 [stat″o-ko´ne-ah] (pl. of statoco´nium)
minute calcareous particles in the gelatinous membrane surmounting the macula in the inner ear; called also otoconia, otoliths, and statoliths.


, otolites (ō'tō-līths, ō'tō-līt-is), [TA]
Crystalline particles of calcium carbonate and a protein adhering to the gelatinous membrane of the maculae of the utricle and saccule.
[oto- + G. lithos, stone]


Crystalline particles of calcium carbonate and a protein adhering to the gelatinous membrane of the maculae of the utricle and saccule.
Synonym(s): statoconia [TA] , otoconia.
[G. statos, standing, + lithos, stone]
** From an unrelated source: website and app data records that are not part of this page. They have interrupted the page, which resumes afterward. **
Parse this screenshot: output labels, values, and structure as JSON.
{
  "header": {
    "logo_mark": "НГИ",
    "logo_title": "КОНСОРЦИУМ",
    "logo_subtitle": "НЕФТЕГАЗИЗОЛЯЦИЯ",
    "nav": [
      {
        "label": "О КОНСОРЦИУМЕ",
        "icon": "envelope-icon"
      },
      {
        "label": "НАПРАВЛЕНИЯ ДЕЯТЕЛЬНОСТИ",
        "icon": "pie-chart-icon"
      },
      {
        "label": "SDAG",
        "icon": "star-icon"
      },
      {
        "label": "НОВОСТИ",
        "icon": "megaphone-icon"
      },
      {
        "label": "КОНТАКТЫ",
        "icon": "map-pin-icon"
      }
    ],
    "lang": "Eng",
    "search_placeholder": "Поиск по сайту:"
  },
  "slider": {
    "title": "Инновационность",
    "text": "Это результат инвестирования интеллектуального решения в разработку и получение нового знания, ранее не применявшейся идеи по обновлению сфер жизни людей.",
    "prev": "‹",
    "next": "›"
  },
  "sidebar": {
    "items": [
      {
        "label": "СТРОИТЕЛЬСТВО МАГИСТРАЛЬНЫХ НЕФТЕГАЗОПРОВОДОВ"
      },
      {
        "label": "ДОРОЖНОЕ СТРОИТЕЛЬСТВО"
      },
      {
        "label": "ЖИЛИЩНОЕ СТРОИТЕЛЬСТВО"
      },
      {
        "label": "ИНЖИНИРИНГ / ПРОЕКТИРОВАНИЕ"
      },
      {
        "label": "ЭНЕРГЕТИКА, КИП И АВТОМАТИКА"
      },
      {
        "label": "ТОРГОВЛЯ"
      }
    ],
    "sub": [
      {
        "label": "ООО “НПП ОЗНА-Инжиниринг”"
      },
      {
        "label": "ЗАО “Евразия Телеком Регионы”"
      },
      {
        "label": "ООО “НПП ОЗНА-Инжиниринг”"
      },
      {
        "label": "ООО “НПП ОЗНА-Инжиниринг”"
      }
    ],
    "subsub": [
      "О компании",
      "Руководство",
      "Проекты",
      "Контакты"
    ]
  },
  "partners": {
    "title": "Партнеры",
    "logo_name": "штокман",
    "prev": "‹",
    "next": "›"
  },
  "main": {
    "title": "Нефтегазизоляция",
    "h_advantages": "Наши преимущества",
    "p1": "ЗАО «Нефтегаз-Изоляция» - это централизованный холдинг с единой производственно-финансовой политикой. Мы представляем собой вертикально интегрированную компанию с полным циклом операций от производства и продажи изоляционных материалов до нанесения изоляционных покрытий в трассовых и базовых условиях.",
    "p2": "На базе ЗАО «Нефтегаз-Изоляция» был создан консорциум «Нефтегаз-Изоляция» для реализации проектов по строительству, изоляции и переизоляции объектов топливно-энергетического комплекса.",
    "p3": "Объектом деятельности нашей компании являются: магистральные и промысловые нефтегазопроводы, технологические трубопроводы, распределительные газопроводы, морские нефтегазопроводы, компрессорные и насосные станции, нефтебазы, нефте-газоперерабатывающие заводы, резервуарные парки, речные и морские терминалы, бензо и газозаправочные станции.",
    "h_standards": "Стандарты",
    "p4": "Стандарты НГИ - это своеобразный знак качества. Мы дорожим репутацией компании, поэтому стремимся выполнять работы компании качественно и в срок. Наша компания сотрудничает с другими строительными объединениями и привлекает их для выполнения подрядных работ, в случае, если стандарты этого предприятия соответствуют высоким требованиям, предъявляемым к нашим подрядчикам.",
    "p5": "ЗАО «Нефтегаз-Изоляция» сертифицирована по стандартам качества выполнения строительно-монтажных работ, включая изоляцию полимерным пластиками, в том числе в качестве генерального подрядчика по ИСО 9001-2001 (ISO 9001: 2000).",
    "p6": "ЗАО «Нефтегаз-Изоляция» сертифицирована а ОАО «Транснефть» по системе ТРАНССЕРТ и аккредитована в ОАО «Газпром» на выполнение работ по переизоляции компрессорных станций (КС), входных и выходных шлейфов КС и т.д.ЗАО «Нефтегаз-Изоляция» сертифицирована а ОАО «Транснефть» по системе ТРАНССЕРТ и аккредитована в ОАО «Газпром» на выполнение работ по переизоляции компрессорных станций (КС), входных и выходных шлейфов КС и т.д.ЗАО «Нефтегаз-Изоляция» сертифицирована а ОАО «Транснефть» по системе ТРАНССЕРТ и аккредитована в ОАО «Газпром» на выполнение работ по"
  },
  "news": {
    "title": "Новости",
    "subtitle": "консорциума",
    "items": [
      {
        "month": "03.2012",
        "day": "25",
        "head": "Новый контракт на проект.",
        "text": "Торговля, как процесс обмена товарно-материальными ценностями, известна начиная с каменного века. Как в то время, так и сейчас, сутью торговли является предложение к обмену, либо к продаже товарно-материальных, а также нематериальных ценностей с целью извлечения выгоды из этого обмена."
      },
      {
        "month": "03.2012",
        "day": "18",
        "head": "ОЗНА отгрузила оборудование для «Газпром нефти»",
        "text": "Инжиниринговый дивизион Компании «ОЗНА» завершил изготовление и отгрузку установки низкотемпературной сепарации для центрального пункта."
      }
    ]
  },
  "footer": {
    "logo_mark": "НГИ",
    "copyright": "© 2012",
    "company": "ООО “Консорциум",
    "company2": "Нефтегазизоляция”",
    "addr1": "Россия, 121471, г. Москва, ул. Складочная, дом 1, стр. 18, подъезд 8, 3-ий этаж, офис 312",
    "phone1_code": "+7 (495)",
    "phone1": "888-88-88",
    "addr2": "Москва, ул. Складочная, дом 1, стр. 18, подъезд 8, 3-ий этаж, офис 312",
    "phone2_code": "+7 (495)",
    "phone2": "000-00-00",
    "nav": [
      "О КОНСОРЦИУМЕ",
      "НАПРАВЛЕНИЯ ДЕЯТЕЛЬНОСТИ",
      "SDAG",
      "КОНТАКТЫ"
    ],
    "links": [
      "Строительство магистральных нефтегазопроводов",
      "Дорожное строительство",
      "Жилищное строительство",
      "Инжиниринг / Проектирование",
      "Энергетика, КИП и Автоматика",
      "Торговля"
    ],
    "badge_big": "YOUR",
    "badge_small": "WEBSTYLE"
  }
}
References in periodicals archive ?
Such studies have suggested that osteoporosis and accordingly the Ca metabolism may be a risk factor for developing BPPV by affecting particularly the peripheral zone in otoconia, which have a similar structure with bone tissue (3).
BPV can result from canalolithiasis where the otoconia are freely floating in the duct of the semicircular canal or cupulolithiasis where the otoconia are adherent to the cupula.
Crystals--micropar-tides of calcium, called otoconia, that form in the balance canals of the inner ear--cause a condition called benign paroxysmal positional vertigo.
The term BPPV relates to otoconia (microscopic calcium carbonate crystals) that are normally present in the utricle of the inner ear being displaced into the semi-circular canals (Barany 1921).
1) However, the fact that not all patients respond to the Epley maneuver (2) suggests that a different etiology is involved, and this led to the theory of cupulolithiasis, which holds that dislodged otoconia irritate the cupula.
Dizziness most likely results from damage to the middle ear (vestibular apparatus), which includes the semicircular canals that respond to rotations and the otolithic organs that respond to sense linear accelerations with otoconia crystals.
One of the most common causes is BPPV, a condition of the inner ear in which tiny calcium crystals called otoconia are dislodged from their appropriate location in the ear, which causes a sensation of vertigo or spinning.
This finding supports the premise that estrogen deficiency may contribute to the development of BPV by weakening the bond of otoconia to the utricle, they wrote.
BPPV is thought to be caused by displaced otoconia or small calcium carbonate crystals derived from a structure at the base of the inner ear called the utride.
The hair cells of the otolithic organs are blanketed with a jelly-like layer studded with tiny calcium stones called otoconia.
This loss of otoconia occurs in the utricle but to a lesser degree than the saccule; this may be because the saccule is more susceptible due to its vertical position (Johnsson & Hawkins, 1972).